“Uh-uh. You’re coming with me,” the woman says when Eli tries, feebly, to push the button for his floor. There’s concern in her voice, though she’s a stranger to him. Possibly he’s shared this very elevator with her before, attempting, as was his custom, to make himself invisible among neighbours past a certain age, for whom this apartment building was a permanent residence instead of a temporary student dwelling. She has the characteristic spectral presence. Her hair is gold and grey, her face gaunt, weary: Chrissy, had she survived the accident and made it to her forties. She has a plastic bag of groceries that’s slick with condensation. Carton of milk, can of tuna.

“You took quite a spill,” she says in a folksy way as they get off on her floor. “Had me spooked.”

Eli leans against her for stability, reminding himself of his erection, while the woman rummages through her purse for keys. He wonders what her name is and imagines it’s Dawn; it’s Dawn who has rescued him.

He feels an unexpected intimacy crossing the threshold to her apartment—a feeling he is someplace he shouldn’t be. It’s an austere, tawny-coloured square, a macramé plant hanger drooping in one corner, and in another, a litter box for an invisible cat. Porcelain tchotchkes are gathered indiscriminately on a shelf opposite the wall where she’s hung a mouse pad like it’s a piece of art. Eli locates the sofa, where he unselfconsciously splays himself and watches the numbers of her digital clock jitter. Dawn disappears into her mostly brown kitchenette, returning with a mug of cloudy tap water.

“I don’t get many visitors,” she says, setting the mug down and ferrying clutter off in various directions.
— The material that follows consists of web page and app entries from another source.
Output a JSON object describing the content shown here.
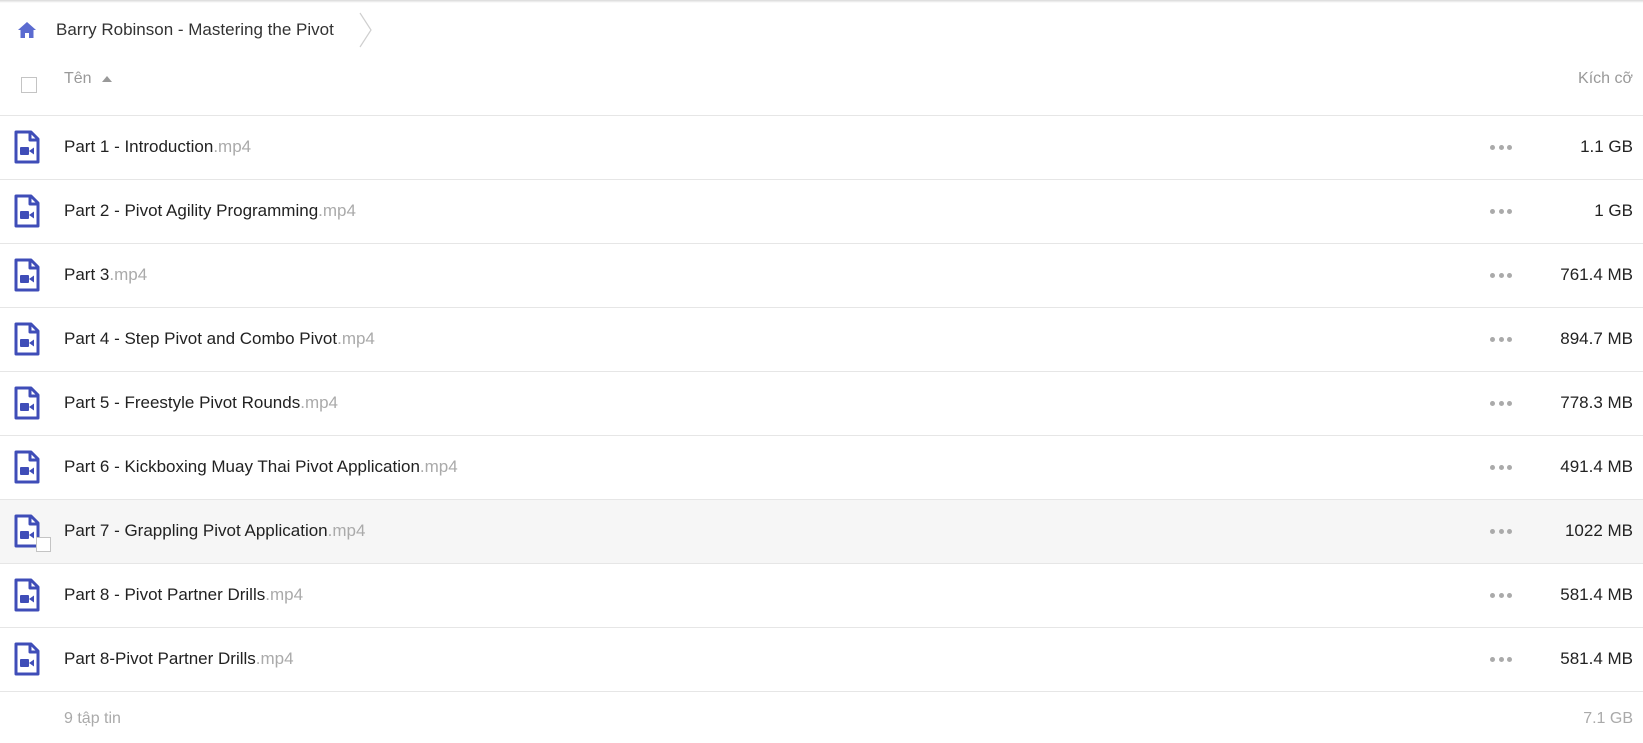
{
  "breadcrumb": {
    "home_icon": "home-icon",
    "folder_name": "Barry Robinson - Mastering the Pivot"
  },
  "columns": {
    "name": "Tên",
    "size": "Kích cỡ"
  },
  "colors": {
    "icon_accent": "#3f4db8",
    "muted_text": "#aaaaaa"
  },
  "files": [
    {
      "name": "Part 1 - Introduction",
      "ext": ".mp4",
      "size": "1.1 GB"
    },
    {
      "name": "Part 2 - Pivot Agility Programming",
      "ext": ".mp4",
      "size": "1 GB"
    },
    {
      "name": "Part 3",
      "ext": ".mp4",
      "size": "761.4 MB"
    },
    {
      "name": "Part 4 - Step Pivot and Combo Pivot",
      "ext": ".mp4",
      "size": "894.7 MB"
    },
    {
      "name": "Part 5 - Freestyle Pivot Rounds",
      "ext": ".mp4",
      "size": "778.3 MB"
    },
    {
      "name": "Part 6 - Kickboxing Muay Thai Pivot Application",
      "ext": ".mp4",
      "size": "491.4 MB"
    },
    {
      "name": "Part 7 - Grappling Pivot Application",
      "ext": ".mp4",
      "size": "1022 MB"
    },
    {
      "name": "Part 8 - Pivot Partner Drills",
      "ext": ".mp4",
      "size": "581.4 MB"
    },
    {
      "name": "Part 8-Pivot Partner Drills",
      "ext": ".mp4",
      "size": "581.4 MB"
    }
  ],
  "footer": {
    "count": "9 tập tin",
    "total": "7.1 GB"
  }
}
She disappears again and returns in a pilled housecoat.

“I think I had an anxiety attack,” Eli says.

“Drink,” she says. She’s lost the urgency she had in the elevator and has assumed the tone of someone who’s invited him up for a nightcap. If she has any trepidation about bringing a strange man into her home, it doesn’t show. She seems placid, not all there. Oblivious to the potential danger.
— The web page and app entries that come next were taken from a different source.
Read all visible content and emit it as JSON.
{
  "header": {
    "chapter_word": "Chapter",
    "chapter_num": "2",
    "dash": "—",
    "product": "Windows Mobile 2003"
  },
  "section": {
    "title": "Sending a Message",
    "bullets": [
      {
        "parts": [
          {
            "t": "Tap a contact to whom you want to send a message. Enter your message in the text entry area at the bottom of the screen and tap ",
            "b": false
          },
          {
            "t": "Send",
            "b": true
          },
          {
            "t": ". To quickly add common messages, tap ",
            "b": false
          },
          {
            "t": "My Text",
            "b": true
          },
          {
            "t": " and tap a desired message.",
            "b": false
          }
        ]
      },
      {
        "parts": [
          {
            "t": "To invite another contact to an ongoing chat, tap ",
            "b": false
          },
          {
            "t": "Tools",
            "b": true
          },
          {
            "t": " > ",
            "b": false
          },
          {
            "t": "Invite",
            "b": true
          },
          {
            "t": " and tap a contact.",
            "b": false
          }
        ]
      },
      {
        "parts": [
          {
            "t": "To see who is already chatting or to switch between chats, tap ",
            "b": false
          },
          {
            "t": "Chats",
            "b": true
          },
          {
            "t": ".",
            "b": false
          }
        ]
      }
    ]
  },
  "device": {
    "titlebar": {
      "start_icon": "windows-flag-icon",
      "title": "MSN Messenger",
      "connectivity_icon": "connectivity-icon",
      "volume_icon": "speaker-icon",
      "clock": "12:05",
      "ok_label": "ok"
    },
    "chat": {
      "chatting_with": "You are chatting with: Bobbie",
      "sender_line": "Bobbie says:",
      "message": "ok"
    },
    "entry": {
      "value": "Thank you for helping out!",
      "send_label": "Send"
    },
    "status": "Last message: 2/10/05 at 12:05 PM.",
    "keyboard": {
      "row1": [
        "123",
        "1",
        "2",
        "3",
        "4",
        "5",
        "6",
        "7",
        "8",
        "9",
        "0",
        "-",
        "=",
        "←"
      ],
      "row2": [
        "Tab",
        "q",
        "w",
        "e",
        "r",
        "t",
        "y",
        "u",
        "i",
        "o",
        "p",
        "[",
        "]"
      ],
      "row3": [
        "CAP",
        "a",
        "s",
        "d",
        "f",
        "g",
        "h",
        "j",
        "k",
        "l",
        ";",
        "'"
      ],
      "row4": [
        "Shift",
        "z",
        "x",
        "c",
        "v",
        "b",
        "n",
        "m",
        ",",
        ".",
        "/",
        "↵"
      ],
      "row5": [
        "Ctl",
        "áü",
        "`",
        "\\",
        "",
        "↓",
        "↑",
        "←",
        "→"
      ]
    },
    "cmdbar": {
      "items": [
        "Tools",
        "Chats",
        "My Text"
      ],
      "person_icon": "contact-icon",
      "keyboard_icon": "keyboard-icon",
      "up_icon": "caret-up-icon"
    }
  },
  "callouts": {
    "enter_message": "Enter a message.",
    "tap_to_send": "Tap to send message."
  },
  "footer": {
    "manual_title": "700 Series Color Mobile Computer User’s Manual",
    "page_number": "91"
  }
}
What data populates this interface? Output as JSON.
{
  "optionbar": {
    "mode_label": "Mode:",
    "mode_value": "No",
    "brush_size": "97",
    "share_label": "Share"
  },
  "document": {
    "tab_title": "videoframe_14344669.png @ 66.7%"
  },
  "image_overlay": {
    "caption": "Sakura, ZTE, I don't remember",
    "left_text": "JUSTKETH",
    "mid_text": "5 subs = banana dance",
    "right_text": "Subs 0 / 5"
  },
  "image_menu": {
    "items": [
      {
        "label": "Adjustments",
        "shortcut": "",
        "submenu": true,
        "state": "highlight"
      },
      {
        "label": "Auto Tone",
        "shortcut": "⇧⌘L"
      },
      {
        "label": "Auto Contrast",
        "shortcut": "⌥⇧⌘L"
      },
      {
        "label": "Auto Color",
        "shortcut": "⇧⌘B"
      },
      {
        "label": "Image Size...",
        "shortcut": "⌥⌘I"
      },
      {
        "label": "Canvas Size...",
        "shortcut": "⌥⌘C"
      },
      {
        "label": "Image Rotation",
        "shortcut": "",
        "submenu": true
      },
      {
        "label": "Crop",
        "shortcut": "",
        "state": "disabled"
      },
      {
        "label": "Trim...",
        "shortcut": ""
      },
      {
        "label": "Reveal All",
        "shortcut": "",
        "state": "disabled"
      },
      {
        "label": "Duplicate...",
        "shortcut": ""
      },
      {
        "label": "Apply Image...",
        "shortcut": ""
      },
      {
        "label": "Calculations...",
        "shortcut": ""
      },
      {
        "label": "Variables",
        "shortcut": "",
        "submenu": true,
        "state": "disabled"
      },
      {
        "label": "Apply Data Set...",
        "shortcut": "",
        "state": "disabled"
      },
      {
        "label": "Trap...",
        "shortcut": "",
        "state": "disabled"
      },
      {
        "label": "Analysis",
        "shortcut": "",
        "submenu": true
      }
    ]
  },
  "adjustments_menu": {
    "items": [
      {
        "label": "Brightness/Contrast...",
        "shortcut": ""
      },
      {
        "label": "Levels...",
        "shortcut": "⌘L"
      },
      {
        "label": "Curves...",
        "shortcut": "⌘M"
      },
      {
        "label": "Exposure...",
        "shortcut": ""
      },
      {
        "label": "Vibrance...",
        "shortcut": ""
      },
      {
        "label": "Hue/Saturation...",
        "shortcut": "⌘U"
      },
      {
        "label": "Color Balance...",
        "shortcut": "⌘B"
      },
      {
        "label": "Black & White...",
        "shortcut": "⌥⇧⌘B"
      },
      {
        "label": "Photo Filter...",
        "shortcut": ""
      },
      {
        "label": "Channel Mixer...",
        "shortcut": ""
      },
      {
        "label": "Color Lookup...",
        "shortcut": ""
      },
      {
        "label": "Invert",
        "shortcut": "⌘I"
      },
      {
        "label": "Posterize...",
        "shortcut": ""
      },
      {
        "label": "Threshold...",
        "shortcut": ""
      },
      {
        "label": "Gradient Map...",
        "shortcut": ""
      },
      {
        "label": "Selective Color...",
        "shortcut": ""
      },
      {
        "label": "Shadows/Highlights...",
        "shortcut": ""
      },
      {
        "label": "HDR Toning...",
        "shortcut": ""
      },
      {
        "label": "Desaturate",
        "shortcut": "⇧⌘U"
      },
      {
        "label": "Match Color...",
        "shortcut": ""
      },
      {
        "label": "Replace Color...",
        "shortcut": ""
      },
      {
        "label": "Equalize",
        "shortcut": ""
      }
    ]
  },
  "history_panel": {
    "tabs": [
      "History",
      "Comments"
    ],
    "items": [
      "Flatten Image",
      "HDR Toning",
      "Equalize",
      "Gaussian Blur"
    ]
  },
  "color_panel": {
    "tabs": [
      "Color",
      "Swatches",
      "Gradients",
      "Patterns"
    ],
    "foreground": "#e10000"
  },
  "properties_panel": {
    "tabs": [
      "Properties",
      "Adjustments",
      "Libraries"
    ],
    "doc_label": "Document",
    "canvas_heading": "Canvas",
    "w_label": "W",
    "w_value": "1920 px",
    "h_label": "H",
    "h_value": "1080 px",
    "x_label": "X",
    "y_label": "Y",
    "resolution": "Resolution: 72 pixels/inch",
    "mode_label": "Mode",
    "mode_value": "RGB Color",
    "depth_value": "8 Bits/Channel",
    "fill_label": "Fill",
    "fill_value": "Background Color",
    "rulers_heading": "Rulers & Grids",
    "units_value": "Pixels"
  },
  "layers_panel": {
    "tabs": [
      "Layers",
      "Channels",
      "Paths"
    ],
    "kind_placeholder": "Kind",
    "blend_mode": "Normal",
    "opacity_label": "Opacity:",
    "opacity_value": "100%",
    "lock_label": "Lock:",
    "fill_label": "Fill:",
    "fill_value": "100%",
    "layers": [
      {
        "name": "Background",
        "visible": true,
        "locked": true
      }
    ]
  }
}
“I couldn’t breathe,” he continues. “Nothing like this has ever happened to me before.”

The sentence lingers with him. He feels a compulsion to be honest, to pile his private humiliations onto the heap.

“You poor thing,” she says, reaching over to move a strand of hair out of his face. It’s a gesture of intimacy that comes easily to her, as though she’s been storing it up in her solitude.
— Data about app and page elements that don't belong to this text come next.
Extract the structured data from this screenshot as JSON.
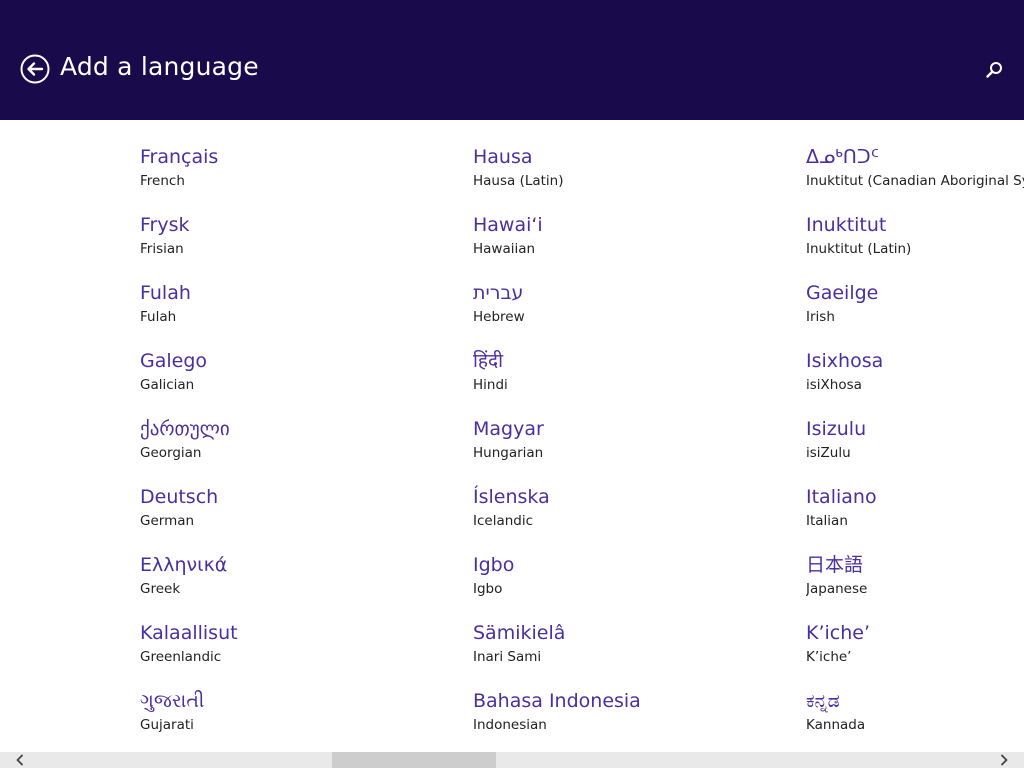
{
  "header": {
    "title": "Add a language",
    "back_icon": "back-arrow-icon",
    "search_icon": "search-icon"
  },
  "colors": {
    "header_bg": "#180a4b",
    "native_text": "#4a2fa0",
    "english_text": "#222222",
    "scrollbar_track": "#e9e9e9",
    "scrollbar_thumb": "#cdcdcd"
  },
  "columns": [
    {
      "items": [
        {
          "native": "Français",
          "english": "French"
        },
        {
          "native": "Frysk",
          "english": "Frisian"
        },
        {
          "native": "Fulah",
          "english": "Fulah"
        },
        {
          "native": "Galego",
          "english": "Galician"
        },
        {
          "native": "ქართული",
          "english": "Georgian"
        },
        {
          "native": "Deutsch",
          "english": "German"
        },
        {
          "native": "Ελληνικά",
          "english": "Greek"
        },
        {
          "native": "Kalaallisut",
          "english": "Greenlandic"
        },
        {
          "native": "ગુજરાતી",
          "english": "Gujarati"
        }
      ]
    },
    {
      "items": [
        {
          "native": "Hausa",
          "english": "Hausa (Latin)"
        },
        {
          "native": "Hawaiʻi",
          "english": "Hawaiian"
        },
        {
          "native": "עברית",
          "english": "Hebrew"
        },
        {
          "native": "हिंदी",
          "english": "Hindi"
        },
        {
          "native": "Magyar",
          "english": "Hungarian"
        },
        {
          "native": "Íslenska",
          "english": "Icelandic"
        },
        {
          "native": "Igbo",
          "english": "Igbo"
        },
        {
          "native": "Sämikielâ",
          "english": "Inari Sami"
        },
        {
          "native": "Bahasa Indonesia",
          "english": "Indonesian"
        }
      ]
    },
    {
      "items": [
        {
          "native": "ᐃᓄᒃᑎᑐᑦ",
          "english": "Inuktitut (Canadian Aboriginal Sylla"
        },
        {
          "native": "Inuktitut",
          "english": "Inuktitut (Latin)"
        },
        {
          "native": "Gaeilge",
          "english": "Irish"
        },
        {
          "native": "Isixhosa",
          "english": "isiXhosa"
        },
        {
          "native": "Isizulu",
          "english": "isiZulu"
        },
        {
          "native": "Italiano",
          "english": "Italian"
        },
        {
          "native": "日本語",
          "english": "Japanese"
        },
        {
          "native": "K’iche’",
          "english": "K’iche’"
        },
        {
          "native": "ಕನ್ನಡ",
          "english": "Kannada"
        }
      ]
    }
  ],
  "scrollbar": {
    "position": 0.4,
    "left_icon": "chevron-left-icon",
    "right_icon": "chevron-right-icon"
  }
}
She’s sitting on the coffee table, housecoat split open at her knees, exposing legs white as bone. Not Chrissy after all: no scars. Then she looks at his body in a way that fills him with a sudden modesty, and he brings his legs together, shifting onto his side.

“I was your age once,” she says.

Eli doesn’t say anything. He tenses as she runs her hand along his thigh, her touch feathery and tentative.

“Is this O.K.? ” she asks.

“I fainted,” he says, as if just realizing it.

“Why don’t you come to bed with me? ” she asks—a simple, gentle question, like a doctor asking, “Can you take a deep breath? ” So transparent he almost has to give it due consideration.

“I’m gay,” Eli tells her.

“That’s O.K.,” she says.

She loosens the belt of her housecoat, allowing the fabric to slip off her shoulder and expose one breast. “You could just lie with me,” she says.

The night begins to feel like a dream, a story he’ll tell someone years from now—a lover, maybe, a man he hasn’t met yet. With the effects of the pot fading Eli understands more clearly the steps that led him to where he is now. Events alike in their absence of climax. The patterns of a ghost.

“I should go,” he says. “My roommate will be wondering where I am.”

“Stay,” she says. “Please. You need to rest.”

Her words take on the brittle, singsong quality of someone on the verge of tears.

“I’ll be O.K.,” he says, borrowing her premise: concern for his health and not his sexuality. He tries not to meet her gaze, to return their interaction to the status quo of past elevator rides. It’s in vain: probably they will see each other again. He might smile vaguely, acknowledge her with a nod. Maybe she won’t remember this night in the way he will. Maybe she won’t recognize him at all.

David Ross edits fiction and cookbooks. His work has appeared on the Web zine Joyland. Last updated summer, 2013.